The records below must be reproduced in full and without error.
━━ EXCERPTED RECORDS
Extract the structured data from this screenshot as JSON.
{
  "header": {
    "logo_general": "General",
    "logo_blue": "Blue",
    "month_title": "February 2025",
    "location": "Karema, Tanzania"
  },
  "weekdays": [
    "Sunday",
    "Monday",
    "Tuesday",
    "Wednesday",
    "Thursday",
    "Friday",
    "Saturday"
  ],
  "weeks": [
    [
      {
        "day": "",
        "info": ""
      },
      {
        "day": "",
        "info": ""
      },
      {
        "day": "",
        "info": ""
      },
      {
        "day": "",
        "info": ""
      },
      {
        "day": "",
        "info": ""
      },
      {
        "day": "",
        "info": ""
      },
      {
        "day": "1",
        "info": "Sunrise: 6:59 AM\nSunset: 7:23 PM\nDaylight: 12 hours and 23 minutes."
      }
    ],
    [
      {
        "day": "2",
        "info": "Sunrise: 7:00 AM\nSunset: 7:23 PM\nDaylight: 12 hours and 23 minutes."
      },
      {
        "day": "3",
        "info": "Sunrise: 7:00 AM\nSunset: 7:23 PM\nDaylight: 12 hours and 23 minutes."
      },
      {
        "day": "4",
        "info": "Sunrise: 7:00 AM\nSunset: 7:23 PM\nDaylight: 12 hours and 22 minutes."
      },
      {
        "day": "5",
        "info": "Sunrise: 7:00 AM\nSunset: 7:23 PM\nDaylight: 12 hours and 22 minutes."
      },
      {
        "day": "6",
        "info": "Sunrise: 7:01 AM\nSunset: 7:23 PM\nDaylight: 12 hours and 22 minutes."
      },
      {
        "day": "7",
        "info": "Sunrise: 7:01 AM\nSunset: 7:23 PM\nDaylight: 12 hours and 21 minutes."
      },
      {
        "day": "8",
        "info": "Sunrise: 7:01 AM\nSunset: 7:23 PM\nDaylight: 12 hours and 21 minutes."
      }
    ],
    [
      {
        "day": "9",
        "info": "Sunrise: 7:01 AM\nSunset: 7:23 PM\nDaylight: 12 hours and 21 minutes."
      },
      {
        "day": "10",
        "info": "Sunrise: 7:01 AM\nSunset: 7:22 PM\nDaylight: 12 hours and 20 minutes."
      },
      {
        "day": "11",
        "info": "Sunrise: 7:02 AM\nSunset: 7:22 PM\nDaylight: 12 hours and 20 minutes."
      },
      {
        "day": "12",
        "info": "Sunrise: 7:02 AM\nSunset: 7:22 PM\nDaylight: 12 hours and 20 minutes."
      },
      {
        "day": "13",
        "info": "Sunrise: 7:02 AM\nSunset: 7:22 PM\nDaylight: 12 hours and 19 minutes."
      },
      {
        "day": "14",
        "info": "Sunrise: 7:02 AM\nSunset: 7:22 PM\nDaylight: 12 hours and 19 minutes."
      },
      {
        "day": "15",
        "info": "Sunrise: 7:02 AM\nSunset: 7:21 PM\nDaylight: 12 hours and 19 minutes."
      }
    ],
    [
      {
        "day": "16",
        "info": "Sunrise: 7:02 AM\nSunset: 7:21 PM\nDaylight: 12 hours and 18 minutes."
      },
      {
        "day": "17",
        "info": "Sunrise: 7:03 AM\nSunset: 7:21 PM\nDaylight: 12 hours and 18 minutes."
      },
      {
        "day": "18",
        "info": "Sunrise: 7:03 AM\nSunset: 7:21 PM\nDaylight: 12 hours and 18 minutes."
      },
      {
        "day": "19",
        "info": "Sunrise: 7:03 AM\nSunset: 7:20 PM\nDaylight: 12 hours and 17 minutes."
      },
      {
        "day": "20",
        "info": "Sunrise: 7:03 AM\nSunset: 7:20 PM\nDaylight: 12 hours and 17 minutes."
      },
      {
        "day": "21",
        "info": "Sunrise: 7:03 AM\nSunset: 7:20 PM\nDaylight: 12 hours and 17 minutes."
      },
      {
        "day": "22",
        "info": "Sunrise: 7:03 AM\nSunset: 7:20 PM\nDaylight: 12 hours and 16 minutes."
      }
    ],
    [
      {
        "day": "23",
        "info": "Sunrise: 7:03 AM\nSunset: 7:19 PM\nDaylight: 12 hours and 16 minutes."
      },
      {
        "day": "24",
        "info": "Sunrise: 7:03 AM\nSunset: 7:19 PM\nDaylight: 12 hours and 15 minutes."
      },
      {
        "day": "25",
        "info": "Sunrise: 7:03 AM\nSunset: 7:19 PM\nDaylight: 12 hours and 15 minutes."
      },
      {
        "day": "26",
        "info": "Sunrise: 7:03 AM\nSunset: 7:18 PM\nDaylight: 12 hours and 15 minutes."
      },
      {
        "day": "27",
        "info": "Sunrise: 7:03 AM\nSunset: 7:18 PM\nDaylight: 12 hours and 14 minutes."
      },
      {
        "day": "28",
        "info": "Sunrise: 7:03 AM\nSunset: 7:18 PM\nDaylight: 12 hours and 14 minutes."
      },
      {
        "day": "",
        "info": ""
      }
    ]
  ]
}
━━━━
EXERCISE RESULT
Extract the structured data from this screenshot as JSON.
{
  "header": {
    "logo_general": "General",
    "logo_blue": "Blue",
    "month_title": "February 2025",
    "location": "Karema, Tanzania"
  },
  "weekdays": [
    "Sunday",
    "Monday",
    "Tuesday",
    "Wednesday",
    "Thursday",
    "Friday",
    "Saturday"
  ],
  "weeks": [
    [
      {
        "day": "",
        "info": ""
      },
      {
        "day": "",
        "info": ""
      },
      {
        "day": "",
        "info": ""
      },
      {
        "day": "",
        "info": ""
      },
      {
        "day": "",
        "info": ""
      },
      {
        "day": "",
        "info": ""
      },
      {
        "day": "1",
        "info": "Sunrise: 6:59 AM\nSunset: 7:23 PM\nDaylight: 12 hours and 23 minutes."
      }
    ],
    [
      {
        "day": "2",
        "info": "Sunrise: 7:00 AM\nSunset: 7:23 PM\nDaylight: 12 hours and 23 minutes."
      },
      {
        "day": "3",
        "info": "Sunrise: 7:00 AM\nSunset: 7:23 PM\nDaylight: 12 hours and 23 minutes."
      },
      {
        "day": "4",
        "info": "Sunrise: 7:00 AM\nSunset: 7:23 PM\nDaylight: 12 hours and 22 minutes."
      },
      {
        "day": "5",
        "info": "Sunrise: 7:00 AM\nSunset: 7:23 PM\nDaylight: 12 hours and 22 minutes."
      },
      {
        "day": "6",
        "info": "Sunrise: 7:01 AM\nSunset: 7:23 PM\nDaylight: 12 hours and 22 minutes."
      },
      {
        "day": "7",
        "info": "Sunrise: 7:01 AM\nSunset: 7:23 PM\nDaylight: 12 hours and 21 minutes."
      },
      {
        "day": "8",
        "info": "Sunrise: 7:01 AM\nSunset: 7:23 PM\nDaylight: 12 hours and 21 minutes."
      }
    ],
    [
      {
        "day": "9",
        "info": "Sunrise: 7:01 AM\nSunset: 7:23 PM\nDaylight: 12 hours and 21 minutes."
      },
      {
        "day": "10",
        "info": "Sunrise: 7:01 AM\nSunset: 7:22 PM\nDaylight: 12 hours and 20 minutes."
      },
      {
        "day": "11",
        "info": "Sunrise: 7:02 AM\nSunset: 7:22 PM\nDaylight: 12 hours and 20 minutes."
      },
      {
        "day": "12",
        "info": "Sunrise: 7:02 AM\nSunset: 7:22 PM\nDaylight: 12 hours and 20 minutes."
      },
      {
        "day": "13",
        "info": "Sunrise: 7:02 AM\nSunset: 7:22 PM\nDaylight: 12 hours and 19 minutes."
      },
      {
        "day": "14",
        "info": "Sunrise: 7:02 AM\nSunset: 7:22 PM\nDaylight: 12 hours and 19 minutes."
      },
      {
        "day": "15",
        "info": "Sunrise: 7:02 AM\nSunset: 7:21 PM\nDaylight: 12 hours and 19 minutes."
      }
    ],
    [
      {
        "day": "16",
        "info": "Sunrise: 7:02 AM\nSunset: 7:21 PM\nDaylight: 12 hours and 18 minutes."
      },
      {
        "day": "17",
        "info": "Sunrise: 7:03 AM\nSunset: 7:21 PM\nDaylight: 12 hours and 18 minutes."
      },
      {
        "day": "18",
        "info": "Sunrise: 7:03 AM\nSunset: 7:21 PM\nDaylight: 12 hours and 18 minutes."
      },
      {
        "day": "19",
        "info": "Sunrise: 7:03 AM\nSunset: 7:20 PM\nDaylight: 12 hours and 17 minutes."
      },
      {
        "day": "20",
        "info": "Sunrise: 7:03 AM\nSunset: 7:20 PM\nDaylight: 12 hours and 17 minutes."
      },
      {
        "day": "21",
        "info": "Sunrise: 7:03 AM\nSunset: 7:20 PM\nDaylight: 12 hours and 17 minutes."
      },
      {
        "day": "22",
        "info": "Sunrise: 7:03 AM\nSunset: 7:20 PM\nDaylight: 12 hours and 16 minutes."
      }
    ],
    [
      {
        "day": "23",
        "info": "Sunrise: 7:03 AM\nSunset: 7:19 PM\nDaylight: 12 hours and 16 minutes."
      },
      {
        "day": "24",
        "info": "Sunrise: 7:03 AM\nSunset: 7:19 PM\nDaylight: 12 hours and 15 minutes."
      },
      {
        "day": "25",
        "info": "Sunrise: 7:03 AM\nSunset: 7:19 PM\nDaylight: 12 hours and 15 minutes."
      },
      {
        "day": "26",
        "info": "Sunrise: 7:03 AM\nSunset: 7:18 PM\nDaylight: 12 hours and 15 minutes."
      },
      {
        "day": "27",
        "info": "Sunrise: 7:03 AM\nSunset: 7:18 PM\nDaylight: 12 hours and 14 minutes."
      },
      {
        "day": "28",
        "info": "Sunrise: 7:03 AM\nSunset: 7:18 PM\nDaylight: 12 hours and 14 minutes."
      },
      {
        "day": "",
        "info": ""
      }
    ]
  ]
}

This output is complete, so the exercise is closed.